Hi Paul and Rett,
My understanding is the same as yours, Rett, that there is just a
lengthening (actually a doubling) of the length of time one lingers on
a double-consonant compared to pronouncing the same consonant singly.
Very much like in English the difference between 'unnecessary' and
'runner' - in the former the 'n' sound is lingered over, whereas in
the latter we anglophones ignore the doubling and make it sound like a
single 'n' ('runer'!) Similarly compare English 'hot tap' with
'hotter' - the 't' sound in the former being twice as long as it is
Paul, I don't believe there should be a staccato effect as in the
caricature of an Italian pronouncing English: 'I turn on the hot-ta tap'.
As a personal aside: My maternal grandfather was Italian, and
although I never knew him (he died when my mother was a child) we grew
up calling our grandmother 'nonna' which is the Italian for
'grandmother'. As normal English speakers are wont to do, we kids
would always pronounce this like the 'n' was single, and she would

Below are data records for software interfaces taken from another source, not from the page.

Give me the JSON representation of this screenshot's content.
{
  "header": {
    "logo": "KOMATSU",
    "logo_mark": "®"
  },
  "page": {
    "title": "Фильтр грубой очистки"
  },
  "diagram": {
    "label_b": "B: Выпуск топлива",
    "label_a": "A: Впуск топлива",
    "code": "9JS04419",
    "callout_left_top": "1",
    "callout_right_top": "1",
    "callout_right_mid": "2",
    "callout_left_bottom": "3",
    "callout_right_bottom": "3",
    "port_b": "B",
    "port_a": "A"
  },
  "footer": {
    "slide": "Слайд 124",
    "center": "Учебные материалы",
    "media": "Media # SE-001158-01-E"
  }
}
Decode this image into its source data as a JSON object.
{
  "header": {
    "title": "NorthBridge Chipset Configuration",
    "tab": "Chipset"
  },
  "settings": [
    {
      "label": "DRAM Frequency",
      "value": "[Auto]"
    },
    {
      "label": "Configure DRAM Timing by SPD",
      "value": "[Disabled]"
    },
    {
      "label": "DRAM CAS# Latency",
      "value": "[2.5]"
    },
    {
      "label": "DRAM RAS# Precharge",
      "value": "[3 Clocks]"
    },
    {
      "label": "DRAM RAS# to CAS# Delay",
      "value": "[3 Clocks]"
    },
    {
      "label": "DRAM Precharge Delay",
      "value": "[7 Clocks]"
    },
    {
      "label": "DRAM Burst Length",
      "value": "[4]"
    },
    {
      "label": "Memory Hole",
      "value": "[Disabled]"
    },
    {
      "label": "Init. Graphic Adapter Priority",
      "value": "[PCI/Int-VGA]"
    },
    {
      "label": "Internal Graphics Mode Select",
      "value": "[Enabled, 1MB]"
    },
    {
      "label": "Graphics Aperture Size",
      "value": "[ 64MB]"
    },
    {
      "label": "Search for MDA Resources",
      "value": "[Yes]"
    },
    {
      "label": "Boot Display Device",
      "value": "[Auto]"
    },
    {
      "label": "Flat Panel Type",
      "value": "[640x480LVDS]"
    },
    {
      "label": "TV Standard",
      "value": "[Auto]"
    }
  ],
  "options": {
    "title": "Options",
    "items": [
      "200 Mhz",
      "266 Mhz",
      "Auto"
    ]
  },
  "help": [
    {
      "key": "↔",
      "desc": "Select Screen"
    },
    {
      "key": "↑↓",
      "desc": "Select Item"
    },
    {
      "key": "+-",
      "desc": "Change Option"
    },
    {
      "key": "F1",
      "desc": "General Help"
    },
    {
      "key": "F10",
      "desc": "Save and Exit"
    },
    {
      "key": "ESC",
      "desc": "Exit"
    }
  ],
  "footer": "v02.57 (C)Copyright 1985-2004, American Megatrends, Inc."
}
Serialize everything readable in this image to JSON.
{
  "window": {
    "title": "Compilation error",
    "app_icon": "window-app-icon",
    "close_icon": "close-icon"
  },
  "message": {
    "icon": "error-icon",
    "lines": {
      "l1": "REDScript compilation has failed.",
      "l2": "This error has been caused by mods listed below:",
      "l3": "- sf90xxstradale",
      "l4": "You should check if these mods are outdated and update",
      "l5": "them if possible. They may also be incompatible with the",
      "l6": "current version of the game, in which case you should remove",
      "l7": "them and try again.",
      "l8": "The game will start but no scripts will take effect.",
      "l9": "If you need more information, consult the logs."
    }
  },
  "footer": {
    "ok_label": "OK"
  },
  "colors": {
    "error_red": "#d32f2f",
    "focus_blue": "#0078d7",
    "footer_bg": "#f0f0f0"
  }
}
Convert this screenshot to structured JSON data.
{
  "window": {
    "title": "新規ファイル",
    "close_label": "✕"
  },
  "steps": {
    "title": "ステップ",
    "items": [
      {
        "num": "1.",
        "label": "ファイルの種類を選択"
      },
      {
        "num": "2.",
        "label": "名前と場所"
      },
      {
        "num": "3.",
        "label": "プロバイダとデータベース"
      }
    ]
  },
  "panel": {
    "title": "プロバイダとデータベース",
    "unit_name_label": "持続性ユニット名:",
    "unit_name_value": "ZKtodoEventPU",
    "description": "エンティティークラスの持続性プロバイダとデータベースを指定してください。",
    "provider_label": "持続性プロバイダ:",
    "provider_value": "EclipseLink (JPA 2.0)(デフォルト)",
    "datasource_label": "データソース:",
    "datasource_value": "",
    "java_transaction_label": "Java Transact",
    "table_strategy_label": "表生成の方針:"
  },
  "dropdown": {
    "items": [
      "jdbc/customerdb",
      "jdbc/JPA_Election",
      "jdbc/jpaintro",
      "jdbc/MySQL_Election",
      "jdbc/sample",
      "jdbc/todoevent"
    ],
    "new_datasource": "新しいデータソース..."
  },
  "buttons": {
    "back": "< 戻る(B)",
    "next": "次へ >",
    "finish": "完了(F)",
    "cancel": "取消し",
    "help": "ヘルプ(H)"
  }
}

always try and correct us and pronounce it the way Italians would with
a true doubling of the 'n'.
--- In Pali@yahoogroups.com, rett <rett@...> wrote:
> 2006-07-01 kl. 00.35 skrev Paul Allan:
> > Does one pronounce ññ (as in Dhp. 165: "n' aañño añña'm visodhaye") by
> > doubling the length of time used to pronounce a single consonant? On
> > the other hand, .t.t. (a.t.tha, di.t.thi) requires a staccato sound,
> > correct?
> > Thanks,
> I''m not sure what you mean by staccato, but with .t.t or other doubled
> stops you get the speech organs into position (thereby stopping the air
> flow in the mouth) then hesitate before releasing the sound. Like the
> two t-s in: fat tank.
> best regards,